This year, Jay's parents will be with us here in Boston for Rosh Hashana, which means it's up to me to recreate the holiday staples. For Jay, that means his mom's sweet potato pie. For both of us, it also means homemade chicken soup (on the stove now -- keep your fingers crossed it comes out well!), brisket, and apples and honey, of course. For me, without a doubt, it's applesauce cake.
My mom's honey cake may be the longest-standing sweet component of Rosh Hashana meals, but maybe 10-15 years ago, her friend Gail shared a recipe for applesauce cake (thank you Gail!). It has since become my holiday favorite, hands down.
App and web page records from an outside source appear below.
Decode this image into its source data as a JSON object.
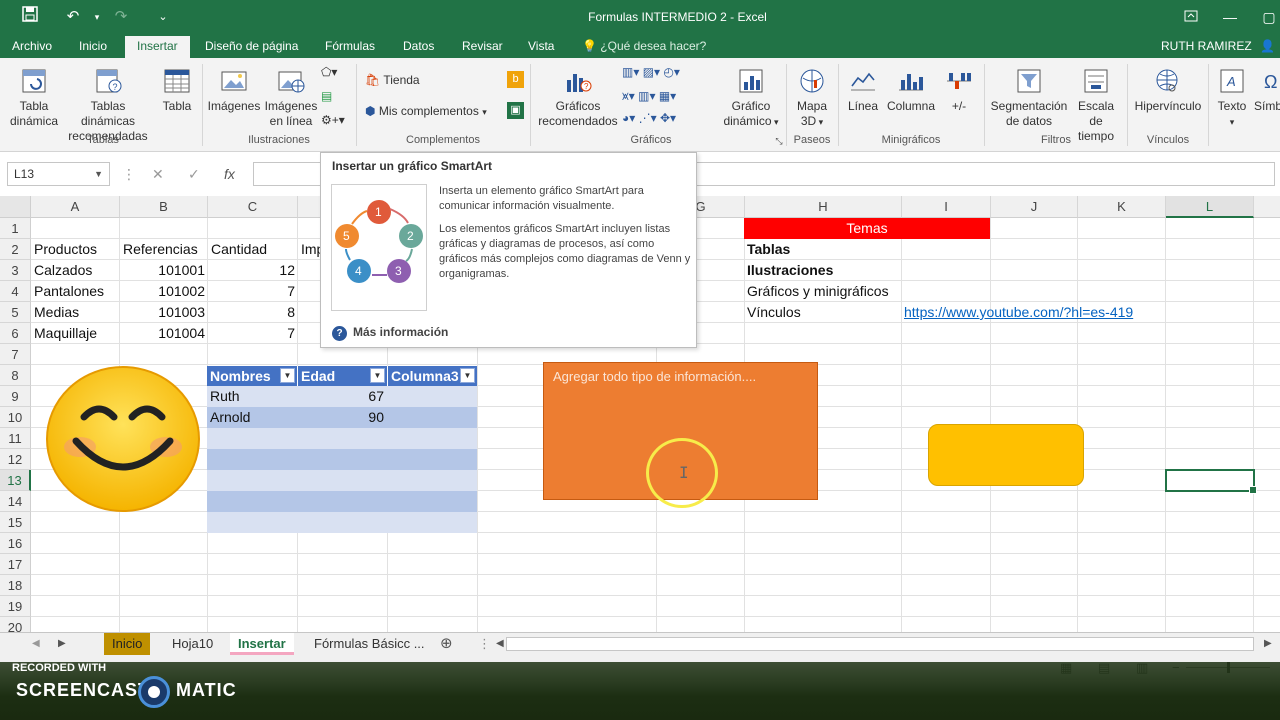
{
  "window": {
    "title": "Formulas INTERMEDIO 2 - Excel"
  },
  "tabs": {
    "archivo": "Archivo",
    "inicio": "Inicio",
    "insertar": "Insertar",
    "diseno": "Diseño de página",
    "formulas": "Fórmulas",
    "datos": "Datos",
    "revisar": "Revisar",
    "vista": "Vista",
    "tellme": "¿Qué desea hacer?",
    "user": "RUTH RAMIREZ"
  },
  "ribbon": {
    "tabla_dinamica": [
      "Tabla",
      "dinámica"
    ],
    "tablas_dinamicas_rec": [
      "Tablas dinámicas",
      "recomendadas"
    ],
    "tabla": "Tabla",
    "imagenes": "Imágenes",
    "imagenes_linea": [
      "Imágenes",
      "en línea"
    ],
    "tienda": "Tienda",
    "mis_complementos": "Mis complementos",
    "graficos_rec": [
      "Gráficos",
      "recomendados"
    ],
    "grafico_dinamico": [
      "Gráfico",
      "dinámico"
    ],
    "mapa3d": [
      "Mapa",
      "3D"
    ],
    "linea": "Línea",
    "columna": "Columna",
    "masmenos": "+/-",
    "segmentacion": [
      "Segmentación",
      "de datos"
    ],
    "escala": [
      "Escala de",
      "tiempo"
    ],
    "hipervinculo": "Hipervínculo",
    "texto": "Texto",
    "simb": "Símb",
    "groups": {
      "tablas": "Tablas",
      "ilustraciones": "Ilustraciones",
      "complementos": "Complementos",
      "graficos": "Gráficos",
      "paseos": "Paseos",
      "minigraficos": "Minigráficos",
      "filtros": "Filtros",
      "vinculos": "Vínculos"
    }
  },
  "formula_bar": {
    "name_box": "L13",
    "fx": "fx"
  },
  "columns": [
    "A",
    "B",
    "C",
    "D",
    "E",
    "F",
    "G",
    "H",
    "I",
    "J",
    "K",
    "L"
  ],
  "rows": [
    "1",
    "2",
    "3",
    "4",
    "5",
    "6",
    "7",
    "8",
    "9",
    "10",
    "11",
    "12",
    "13",
    "14",
    "15",
    "16",
    "17",
    "18",
    "19",
    "20"
  ],
  "cells": {
    "A2": "Productos",
    "B2": "Referencias",
    "C2": "Cantidad",
    "D2": "Imp",
    "A3": "Calzados",
    "B3": "101001",
    "C3": "12",
    "A4": "Pantalones",
    "B4": "101002",
    "C4": "7",
    "A5": "Medias",
    "B5": "101003",
    "C5": "8",
    "A6": "Maquillaje",
    "B6": "101004",
    "C6": "7",
    "H1": "Temas",
    "H2": "Tablas",
    "H3": "Ilustraciones",
    "H4": "Gráficos y minigráficos",
    "H5": "Vínculos",
    "I5": "https://www.youtube.com/?hl=es-419"
  },
  "table": {
    "headers": [
      "Nombres",
      "Edad",
      "Columna3"
    ],
    "rows": [
      [
        "Ruth",
        "67",
        ""
      ],
      [
        "Arnold",
        "90",
        ""
      ]
    ]
  },
  "shapes": {
    "orange_text": "Agregar todo tipo de información...."
  },
  "tooltip": {
    "title": "Insertar un gráfico SmartArt",
    "p1": "Inserta un elemento gráfico SmartArt para comunicar información visualmente.",
    "p2": "Los elementos gráficos SmartArt incluyen listas gráficas y diagramas de procesos, así como gráficos más complejos como diagramas de Venn y organigramas.",
    "more": "Más información",
    "cycle": [
      "1",
      "2",
      "3",
      "4",
      "5"
    ]
  },
  "sheets": {
    "inicio": "Inicio",
    "hoja10": "Hoja10",
    "insertar": "Insertar",
    "basicas": "Fórmulas Básicc ..."
  },
  "watermark": {
    "small": "RECORDED WITH",
    "big_left": "SCREENCAST",
    "big_right": "MATIC"
  },
  "colors": {
    "excel_green": "#217346",
    "table_blue": "#4472c4",
    "temas_red": "#ff0000",
    "orange": "#ed7d31",
    "yellow": "#ffc000"
  }
}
No disrespect to the honey cake, but YUM! It's a perfect little quickbread with all the spices of fall. And it's so moist!
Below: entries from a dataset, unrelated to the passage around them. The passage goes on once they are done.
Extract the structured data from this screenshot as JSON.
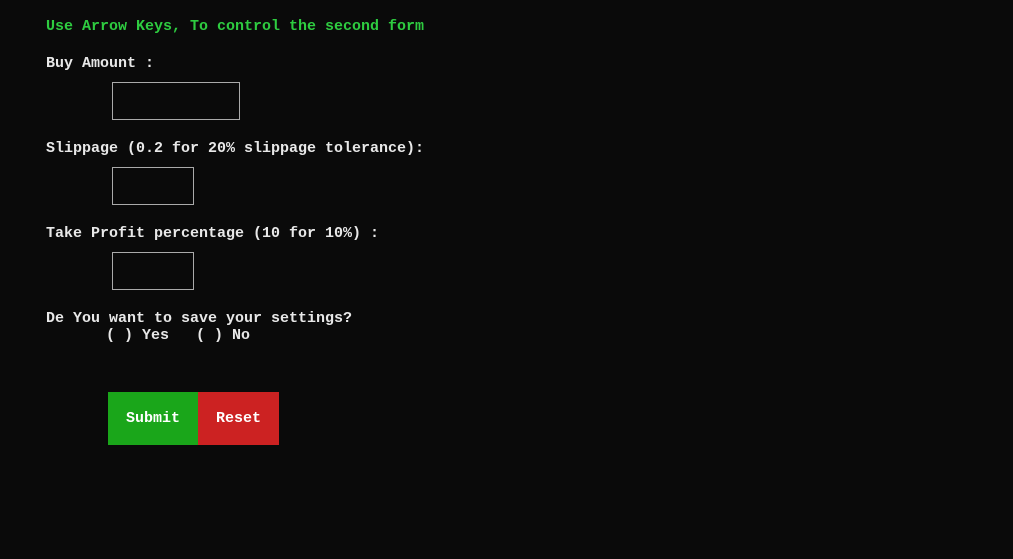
{
  "header": "Use Arrow Keys, To control the second form",
  "fields": {
    "buy_amount": {
      "label": "Buy Amount :",
      "value": ""
    },
    "slippage": {
      "label": "Slippage (0.2 for 20% slippage tolerance):",
      "value": ""
    },
    "take_profit": {
      "label": "Take Profit percentage (10 for 10%) :",
      "value": ""
    },
    "save_settings": {
      "label": "De You want to save your settings?",
      "options": {
        "yes": "( ) Yes",
        "no": "( ) No"
      }
    }
  },
  "buttons": {
    "submit": "Submit",
    "reset": "Reset"
  }
}
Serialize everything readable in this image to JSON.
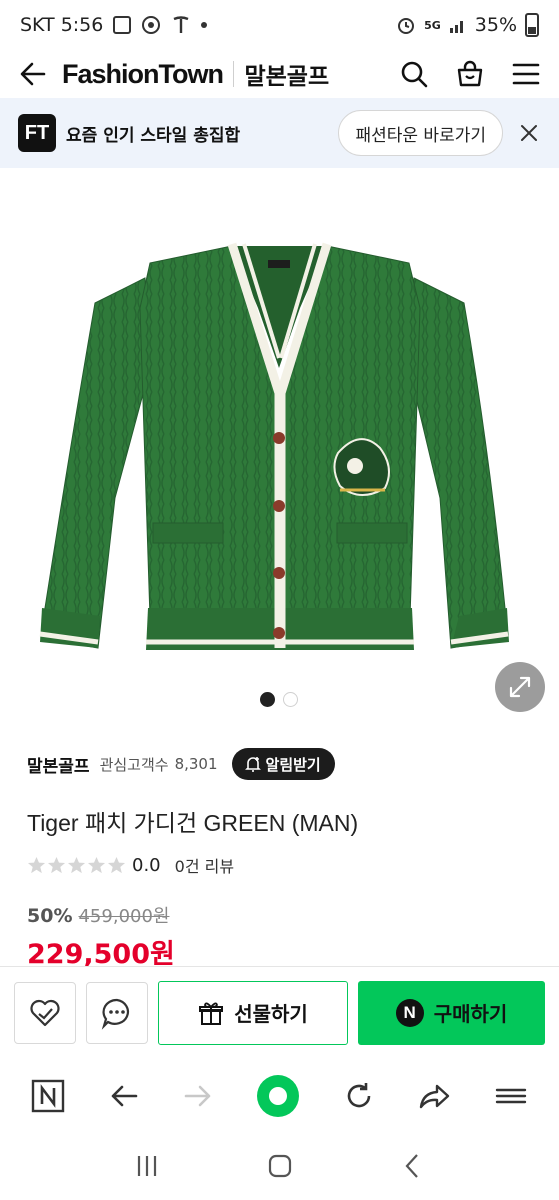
{
  "status_bar": {
    "carrier_time": "SKT 5:56",
    "network": "5G",
    "battery": "35%"
  },
  "header": {
    "brand": "FashionTown",
    "store": "말본골프",
    "icons": [
      "back-arrow-icon",
      "search-icon",
      "shopping-bag-icon",
      "menu-icon"
    ]
  },
  "banner": {
    "logo": "FT",
    "text": "요즘 인기 스타일 총집합",
    "button": "패션타운 바로가기"
  },
  "product": {
    "store_name": "말본골프",
    "favorite_label": "관심고객수",
    "favorite_count": "8,301",
    "alarm_button": "알림받기",
    "title": "Tiger 패치 가디건 GREEN (MAN)",
    "rating": "0.0",
    "review": "0건 리뷰",
    "discount": "50%",
    "original_price": "459,000원",
    "price": "229,500원",
    "image": {
      "color": "#2f7a3a",
      "trim": "#f3f1e6",
      "carousel_count": 2,
      "carousel_active": 1
    }
  },
  "actions": {
    "gift": "선물하기",
    "buy": "구매하기",
    "buy_color": "#03c75a"
  },
  "browser": {
    "icons": [
      "naver-n-icon",
      "back-icon",
      "forward-icon",
      "home-circle-icon",
      "refresh-icon",
      "share-icon",
      "menu-icon"
    ]
  },
  "system_nav": {
    "icons": [
      "recents-icon",
      "home-icon",
      "back-icon"
    ]
  }
}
Every year, my mom bakes up these babies and sends them off to a few friends and family across the country for the holidays. Whenever I couldn't make it home, I knew I'd get my applesauce cake in the mail.
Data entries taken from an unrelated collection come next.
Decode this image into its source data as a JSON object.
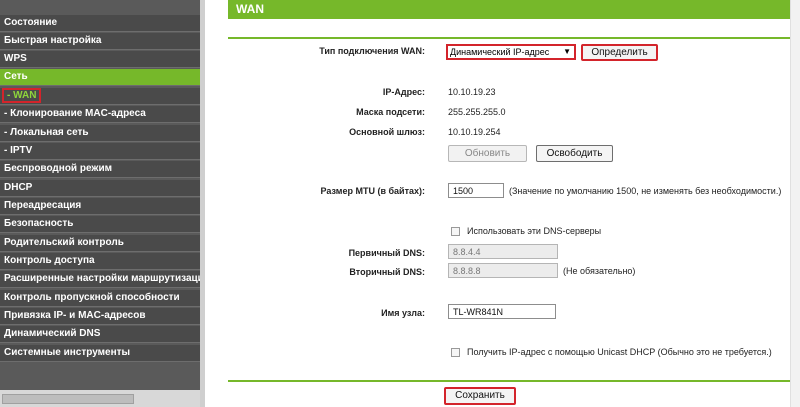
{
  "sidebar": {
    "items": [
      {
        "label": "Состояние"
      },
      {
        "label": "Быстрая настройка"
      },
      {
        "label": "WPS"
      },
      {
        "label": "Сеть"
      },
      {
        "label": "- WAN"
      },
      {
        "label": "- Клонирование MAC-адреса"
      },
      {
        "label": "- Локальная сеть"
      },
      {
        "label": "- IPTV"
      },
      {
        "label": "Беспроводной режим"
      },
      {
        "label": "DHCP"
      },
      {
        "label": "Переадресация"
      },
      {
        "label": "Безопасность"
      },
      {
        "label": "Родительский контроль"
      },
      {
        "label": "Контроль доступа"
      },
      {
        "label": "Расширенные настройки маршрутизации"
      },
      {
        "label": "Контроль пропускной способности"
      },
      {
        "label": "Привязка IP- и MAC-адресов"
      },
      {
        "label": "Динамический DNS"
      },
      {
        "label": "Системные инструменты"
      }
    ]
  },
  "page": {
    "title": "WAN"
  },
  "form": {
    "wan_type_label": "Тип подключения WAN:",
    "wan_type_value": "Динамический IP-адрес",
    "detect_button": "Определить",
    "ip_label": "IP-Адрес:",
    "ip_value": "10.10.19.23",
    "mask_label": "Маска подсети:",
    "mask_value": "255.255.255.0",
    "gateway_label": "Основной шлюз:",
    "gateway_value": "10.10.19.254",
    "renew_button": "Обновить",
    "release_button": "Освободить",
    "mtu_label": "Размер MTU (в байтах):",
    "mtu_value": "1500",
    "mtu_hint": "(Значение по умолчанию 1500, не изменять без необходимости.)",
    "use_dns_label": "Использовать эти DNS-серверы",
    "primary_dns_label": "Первичный DNS:",
    "primary_dns_value": "8.8.4.4",
    "secondary_dns_label": "Вторичный DNS:",
    "secondary_dns_value": "8.8.8.8",
    "optional_hint": "(Не обязательно)",
    "hostname_label": "Имя узла:",
    "hostname_value": "TL-WR841N",
    "unicast_label": "Получить IP-адрес с помощью Unicast DHCP (Обычно это не требуется.)",
    "save_button": "Сохранить"
  },
  "colors": {
    "accent": "#76b82a",
    "highlight": "#d3242b",
    "sidebar_bg": "#4a4a4a"
  }
}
This year, it was up to me to whip up my own cakes, and I cannot wait to dig in. The process is so easy and smells so good. What a great way to start off a sweet new year! L'shana Tova to all who are celebrating!!
Gail's Applesauce Cake
1 cup applesauce
1 cup sugar
1/2 cup vegetable (canola) oil
3 tbsp milk (or non-dairy creamer if you need them to be parve)
2 cups flour
1/2 tsp baking powder
1 tsp baking soda
1/2 tsp cinnamon
1/2 tsp nutmeg
1/4 tsp allspice
1/4 tsp salt
1/2 cup chopped pecans
1/4 cup chopped pecans
1/4 cup brown sugar
1/2 tsp cinnamon
Preheat oven to 350º. Grease 2 medium loaf pans.
Combine applesauce, sugar, oil, eggs and milk. Beat to blend well.
In a separate bowl, sift together flour, baking powder, baking soda, cinnamon, nutmeg, allspice and salt. Slowly blend into applesauce mixture. Stir in 1/2 cup pecans.
Turn batter into greased loaf pans (batter will be shallow in pans). Mix topping and sprinkle on top.
Bake at 350º for 45-50 minutes.
Cool in pans, turn out and cut into slices.